(Provided data)
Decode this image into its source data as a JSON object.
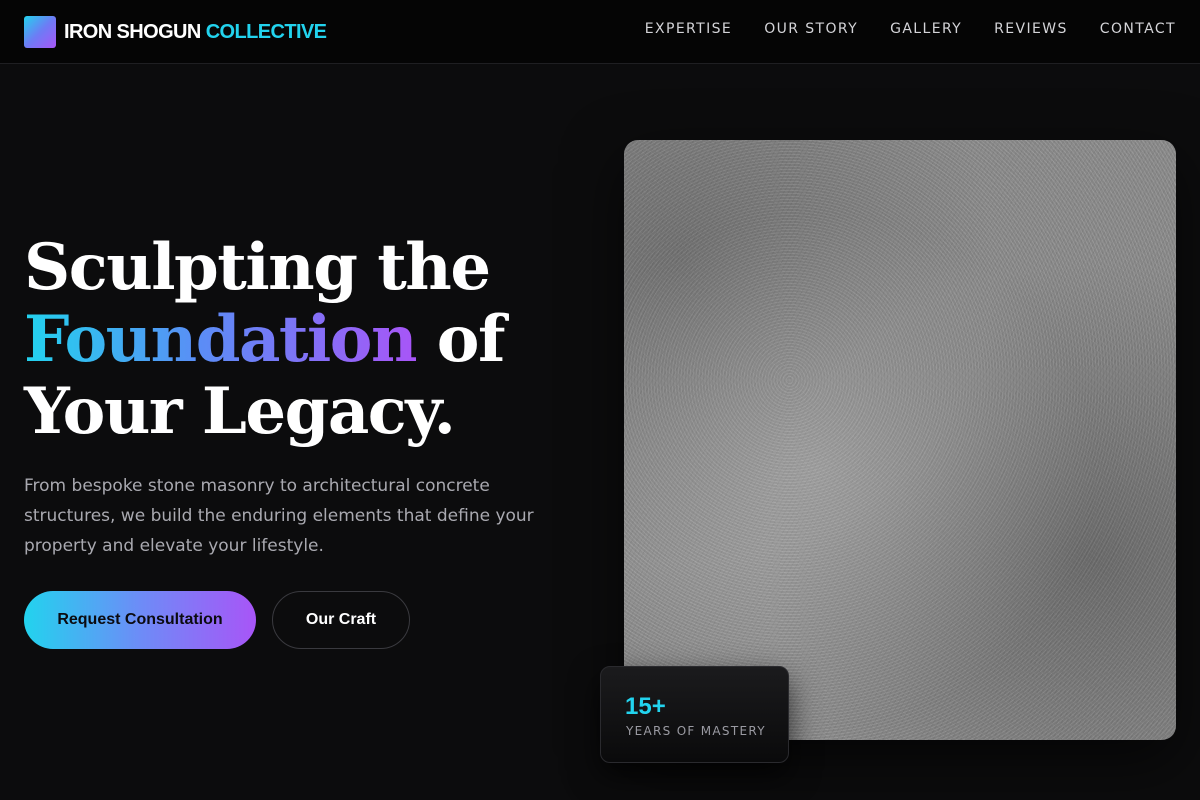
{
  "brand": {
    "name_main": "IRON SHOGUN",
    "name_accent": "COLLECTIVE",
    "accent_color": "#22d3ee",
    "logo_icon": "gradient-square-logo-icon"
  },
  "nav": {
    "items": [
      "EXPERTISE",
      "OUR STORY",
      "GALLERY",
      "REVIEWS",
      "CONTACT"
    ]
  },
  "hero": {
    "headline_line1": "Sculpting the",
    "headline_highlight": "Foundation",
    "headline_line2_rest": " of",
    "headline_line3": "Your Legacy.",
    "subtitle": "From bespoke stone masonry to architectural concrete structures, we build the enduring elements that define your property and elevate your lifestyle.",
    "primary_cta": "Request Consultation",
    "secondary_cta": "Our Craft",
    "gradient_colors": [
      "#22d3ee",
      "#5b8df6",
      "#a855f7"
    ]
  },
  "image": {
    "description_icon": "concrete-texture-image"
  },
  "stat": {
    "value": "15+",
    "label": "YEARS OF MASTERY"
  }
}
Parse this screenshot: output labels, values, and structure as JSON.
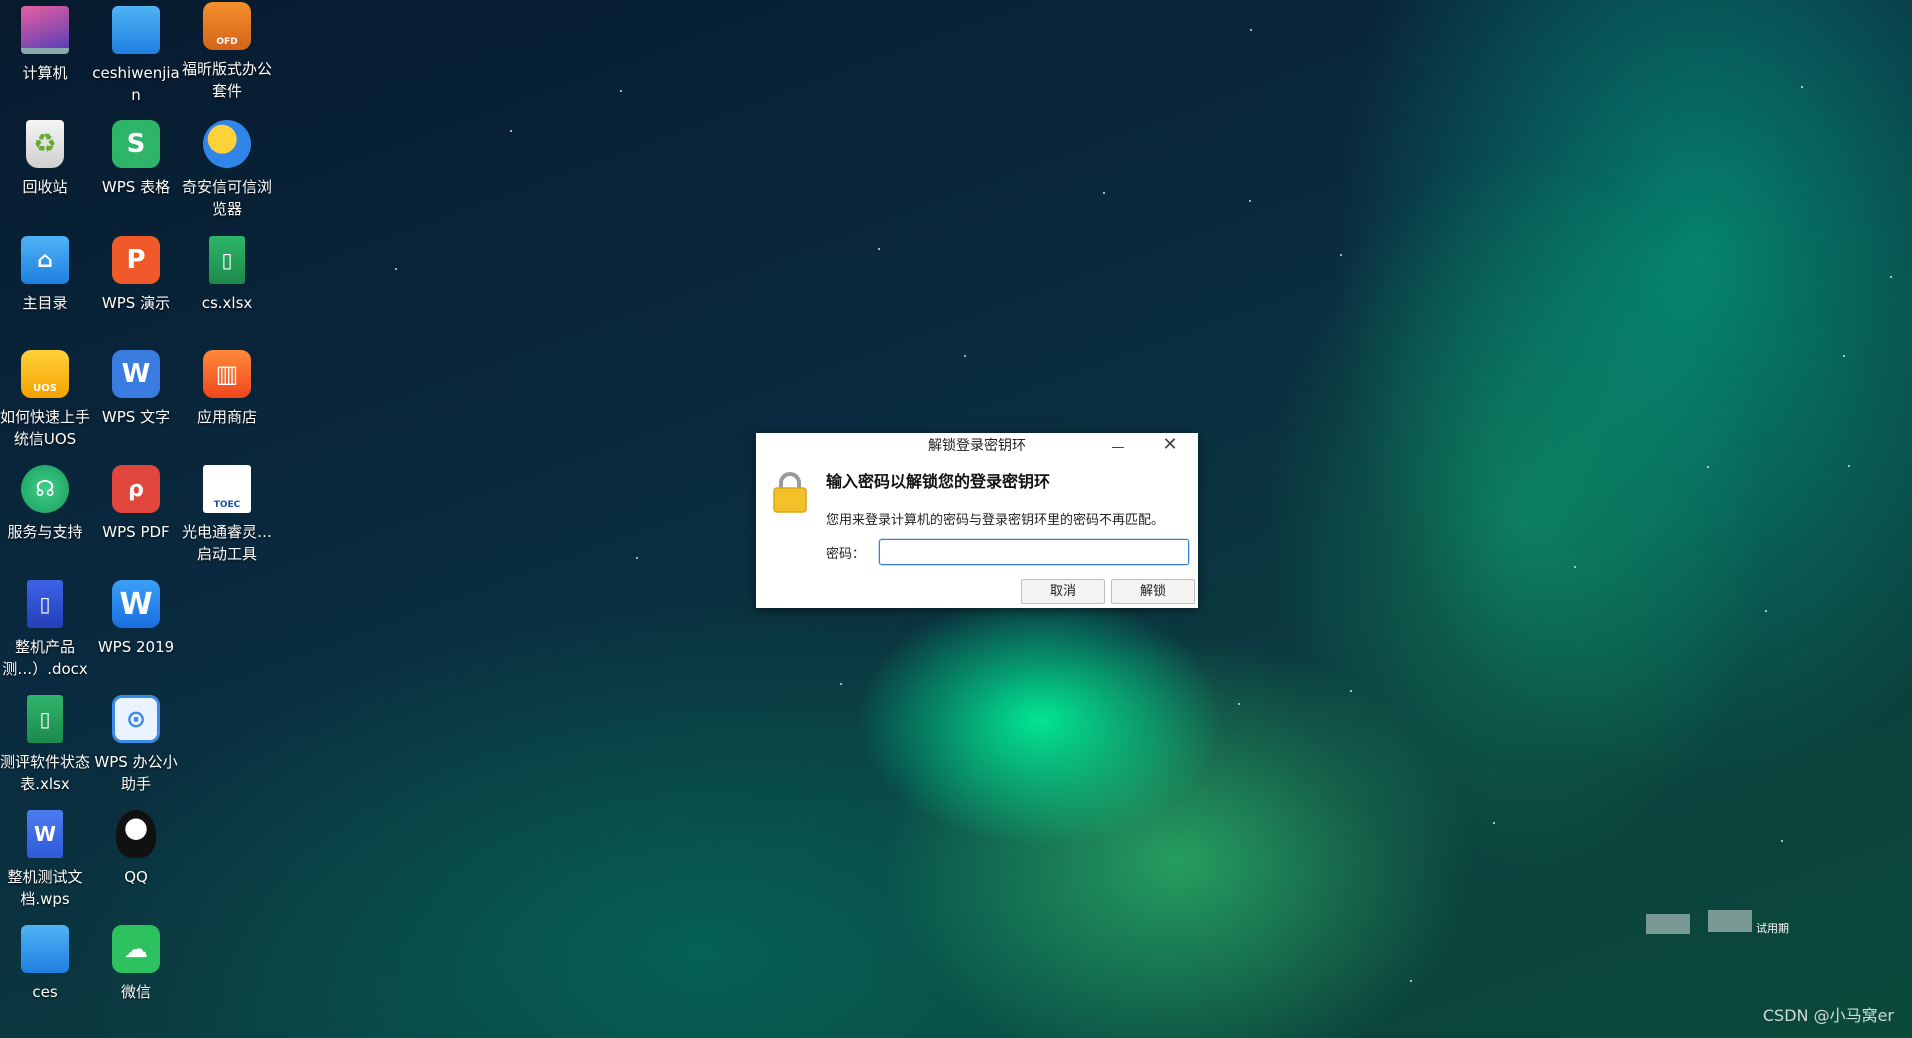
{
  "desktop": {
    "icons": [
      {
        "label": "计算机",
        "icon": "computer-icon"
      },
      {
        "label": "ceshiwenjian",
        "icon": "folder-icon"
      },
      {
        "label": "福昕版式办公套件",
        "icon": "ofd-icon",
        "badge": "OFD"
      },
      {
        "label": "回收站",
        "icon": "trash-icon"
      },
      {
        "label": "WPS 表格",
        "icon": "wps-spreadsheet-icon",
        "glyph": "S"
      },
      {
        "label": "奇安信可信浏览器",
        "icon": "browser-icon"
      },
      {
        "label": "主目录",
        "icon": "home-folder-icon"
      },
      {
        "label": "WPS 演示",
        "icon": "wps-presentation-icon",
        "glyph": "P"
      },
      {
        "label": "cs.xlsx",
        "icon": "xlsx-file-icon"
      },
      {
        "label": "如何快速上手统信UOS",
        "icon": "uos-guide-icon",
        "badge": "UOS"
      },
      {
        "label": "WPS 文字",
        "icon": "wps-writer-icon",
        "glyph": "W"
      },
      {
        "label": "应用商店",
        "icon": "app-store-icon"
      },
      {
        "label": "服务与支持",
        "icon": "support-icon"
      },
      {
        "label": "WPS PDF",
        "icon": "wps-pdf-icon"
      },
      {
        "label": "光电通睿灵…启动工具",
        "icon": "toec-icon",
        "badge": "TOEC"
      },
      {
        "label": "整机产品测…）.docx",
        "icon": "docx-file-icon"
      },
      {
        "label": "WPS 2019",
        "icon": "wps-2019-icon",
        "glyph": "W"
      },
      {
        "label": "测评软件状态表.xlsx",
        "icon": "xlsx-file-icon-2"
      },
      {
        "label": "WPS 办公小助手",
        "icon": "wps-assistant-icon"
      },
      {
        "label": "整机测试文档.wps",
        "icon": "wps-file-icon",
        "glyph": "W"
      },
      {
        "label": "QQ",
        "icon": "qq-icon"
      },
      {
        "label": "ces",
        "icon": "folder-icon-2"
      },
      {
        "label": "微信",
        "icon": "wechat-icon"
      }
    ]
  },
  "dialog": {
    "title": "解锁登录密钥环",
    "heading": "输入密码以解锁您的登录密钥环",
    "description": "您用来登录计算机的密码与登录密钥环里的密码不再匹配。",
    "password_label": "密码：",
    "password_value": "",
    "cancel_label": "取消",
    "unlock_label": "解锁"
  },
  "watermark": {
    "trial_text": "试用期",
    "csdn_text": "CSDN @小马窝er"
  },
  "colors": {
    "accent": "#2f7fd6",
    "wps_green": "#2fb56a",
    "wps_orange": "#f05a2a",
    "wps_blue": "#3a7be0",
    "wps_red": "#e0463c"
  }
}
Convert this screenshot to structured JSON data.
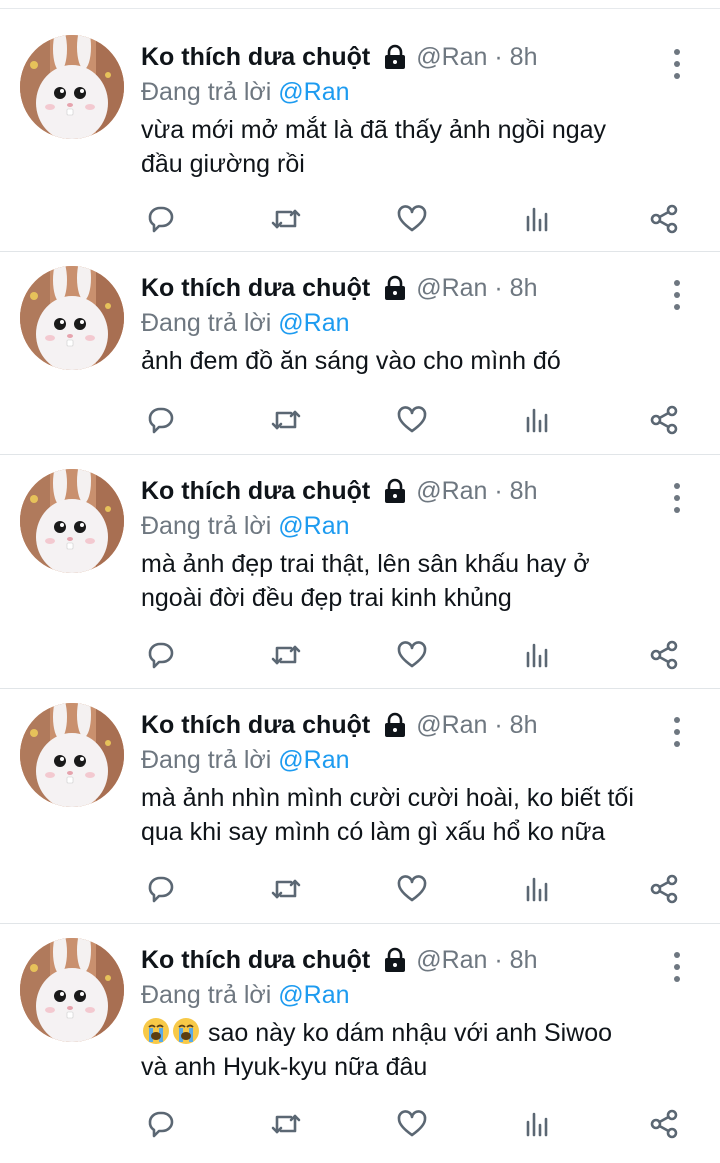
{
  "tweets": [
    {
      "name": "Ko thích dưa chuột",
      "handle_time": "@Ran · 8h",
      "reply_prefix": "Đang trả lời ",
      "reply_mention": "@Ran",
      "text_lines": [
        "vừa mới mở mắt là đã thấy ảnh ngồi ngay",
        "đầu giường rồi"
      ],
      "emoji": ""
    },
    {
      "name": "Ko thích dưa chuột",
      "handle_time": "@Ran · 8h",
      "reply_prefix": "Đang trả lời ",
      "reply_mention": "@Ran",
      "text_lines": [
        "ảnh đem đồ ăn sáng vào cho mình đó"
      ],
      "emoji": ""
    },
    {
      "name": "Ko thích dưa chuột",
      "handle_time": "@Ran · 8h",
      "reply_prefix": "Đang trả lời ",
      "reply_mention": "@Ran",
      "text_lines": [
        "mà ảnh đẹp trai thật, lên sân khấu hay ở",
        "ngoài đời đều đẹp trai kinh khủng"
      ],
      "emoji": ""
    },
    {
      "name": "Ko thích dưa chuột",
      "handle_time": "@Ran · 8h",
      "reply_prefix": "Đang trả lời ",
      "reply_mention": "@Ran",
      "text_lines": [
        "mà ảnh nhìn mình cười cười hoài, ko biết tối",
        "qua khi say mình có làm gì xấu hổ ko nữa"
      ],
      "emoji": ""
    },
    {
      "name": "Ko thích dưa chuột",
      "handle_time": "@Ran · 8h",
      "reply_prefix": "Đang trả lời ",
      "reply_mention": "@Ran",
      "text_lines": [
        " sao này ko dám nhậu với anh Siwoo",
        "và anh Hyuk-kyu nữa đâu"
      ],
      "emoji": "loudly-crying-face-icon x2"
    }
  ],
  "icons": {
    "lock": "lock-icon",
    "more": "more-vertical-icon",
    "reply": "reply-icon",
    "retweet": "retweet-icon",
    "like": "heart-icon",
    "views": "analytics-icon",
    "share": "share-icon"
  },
  "colors": {
    "mention": "#1d9bf0",
    "secondary_text": "#6e7780",
    "icon": "#5b6773"
  }
}
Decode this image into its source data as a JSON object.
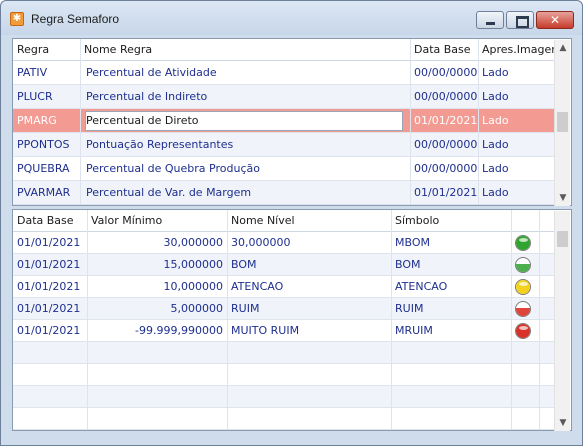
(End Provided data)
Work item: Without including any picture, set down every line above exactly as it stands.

Task solution:
Decode this image into its source data as a JSON object.
{
  "brand": {
    "name_main": "IRON SHOGUN",
    "name_accent": "COLLECTIVE",
    "accent_color": "#22d3ee",
    "logo_icon": "gradient-square-logo-icon"
  },
  "nav": {
    "items": [
      "EXPERTISE",
      "OUR STORY",
      "GALLERY",
      "REVIEWS",
      "CONTACT"
    ]
  },
  "hero": {
    "headline_line1": "Sculpting the",
    "headline_highlight": "Foundation",
    "headline_line2_rest": " of",
    "headline_line3": "Your Legacy.",
    "subtitle": "From bespoke stone masonry to architectural concrete structures, we build the enduring elements that define your property and elevate your lifestyle.",
    "primary_cta": "Request Consultation",
    "secondary_cta": "Our Craft",
    "gradient_colors": [
      "#22d3ee",
      "#5b8df6",
      "#a855f7"
    ]
  },
  "image": {
    "description_icon": "concrete-texture-image"
  },
  "stat": {
    "value": "15+",
    "label": "YEARS OF MASTERY"
  }
}
Parse this screenshot: output labels, values, and structure as JSON.
{
  "desktop": {
    "icons": [
      {
        "label": "计算机",
        "icon": "computer-icon"
      },
      {
        "label": "ceshiwenjian",
        "icon": "folder-icon"
      },
      {
        "label": "福昕版式办公套件",
        "icon": "ofd-icon",
        "badge": "OFD"
      },
      {
        "label": "回收站",
        "icon": "trash-icon"
      },
      {
        "label": "WPS 表格",
        "icon": "wps-spreadsheet-icon",
        "glyph": "S"
      },
      {
        "label": "奇安信可信浏览器",
        "icon": "browser-icon"
      },
      {
        "label": "主目录",
        "icon": "home-folder-icon"
      },
      {
        "label": "WPS 演示",
        "icon": "wps-presentation-icon",
        "glyph": "P"
      },
      {
        "label": "cs.xlsx",
        "icon": "xlsx-file-icon"
      },
      {
        "label": "如何快速上手统信UOS",
        "icon": "uos-guide-icon",
        "badge": "UOS"
      },
      {
        "label": "WPS 文字",
        "icon": "wps-writer-icon",
        "glyph": "W"
      },
      {
        "label": "应用商店",
        "icon": "app-store-icon"
      },
      {
        "label": "服务与支持",
        "icon": "support-icon"
      },
      {
        "label": "WPS PDF",
        "icon": "wps-pdf-icon"
      },
      {
        "label": "光电通睿灵…启动工具",
        "icon": "toec-icon",
        "badge": "TOEC"
      },
      {
        "label": "整机产品测…）.docx",
        "icon": "docx-file-icon"
      },
      {
        "label": "WPS 2019",
        "icon": "wps-2019-icon",
        "glyph": "W"
      },
      {
        "label": "测评软件状态表.xlsx",
        "icon": "xlsx-file-icon-2"
      },
      {
        "label": "WPS 办公小助手",
        "icon": "wps-assistant-icon"
      },
      {
        "label": "整机测试文档.wps",
        "icon": "wps-file-icon",
        "glyph": "W"
      },
      {
        "label": "QQ",
        "icon": "qq-icon"
      },
      {
        "label": "ces",
        "icon": "folder-icon-2"
      },
      {
        "label": "微信",
        "icon": "wechat-icon"
      }
    ]
  },
  "dialog": {
    "title": "解锁登录密钥环",
    "heading": "输入密码以解锁您的登录密钥环",
    "description": "您用来登录计算机的密码与登录密钥环里的密码不再匹配。",
    "password_label": "密码：",
    "password_value": "",
    "cancel_label": "取消",
    "unlock_label": "解锁"
  },
  "watermark": {
    "trial_text": "试用期",
    "csdn_text": "CSDN @小马窝er"
  },
  "colors": {
    "accent": "#2f7fd6",
    "wps_green": "#2fb56a",
    "wps_orange": "#f05a2a",
    "wps_blue": "#3a7be0",
    "wps_red": "#e0463c"
  }
}
Convert this screenshot to structured JSON data.
{
  "tweets": [
    {
      "name": "Ko thích dưa chuột",
      "handle_time": "@Ran · 8h",
      "reply_prefix": "Đang trả lời ",
      "reply_mention": "@Ran",
      "text_lines": [
        "vừa mới mở mắt là đã thấy ảnh ngồi ngay",
        "đầu giường rồi"
      ],
      "emoji": ""
    },
    {
      "name": "Ko thích dưa chuột",
      "handle_time": "@Ran · 8h",
      "reply_prefix": "Đang trả lời ",
      "reply_mention": "@Ran",
      "text_lines": [
        "ảnh đem đồ ăn sáng vào cho mình đó"
      ],
      "emoji": ""
    },
    {
      "name": "Ko thích dưa chuột",
      "handle_time": "@Ran · 8h",
      "reply_prefix": "Đang trả lời ",
      "reply_mention": "@Ran",
      "text_lines": [
        "mà ảnh đẹp trai thật, lên sân khấu hay ở",
        "ngoài đời đều đẹp trai kinh khủng"
      ],
      "emoji": ""
    },
    {
      "name": "Ko thích dưa chuột",
      "handle_time": "@Ran · 8h",
      "reply_prefix": "Đang trả lời ",
      "reply_mention": "@Ran",
      "text_lines": [
        "mà ảnh nhìn mình cười cười hoài, ko biết tối",
        "qua khi say mình có làm gì xấu hổ ko nữa"
      ],
      "emoji": ""
    },
    {
      "name": "Ko thích dưa chuột",
      "handle_time": "@Ran · 8h",
      "reply_prefix": "Đang trả lời ",
      "reply_mention": "@Ran",
      "text_lines": [
        " sao này ko dám nhậu với anh Siwoo",
        "và anh Hyuk-kyu nữa đâu"
      ],
      "emoji": "loudly-crying-face-icon x2"
    }
  ],
  "icons": {
    "lock": "lock-icon",
    "more": "more-vertical-icon",
    "reply": "reply-icon",
    "retweet": "retweet-icon",
    "like": "heart-icon",
    "views": "analytics-icon",
    "share": "share-icon"
  },
  "colors": {
    "mention": "#1d9bf0",
    "secondary_text": "#6e7780",
    "icon": "#5b6773"
  }
}
Decode this image into its source data as a JSON object.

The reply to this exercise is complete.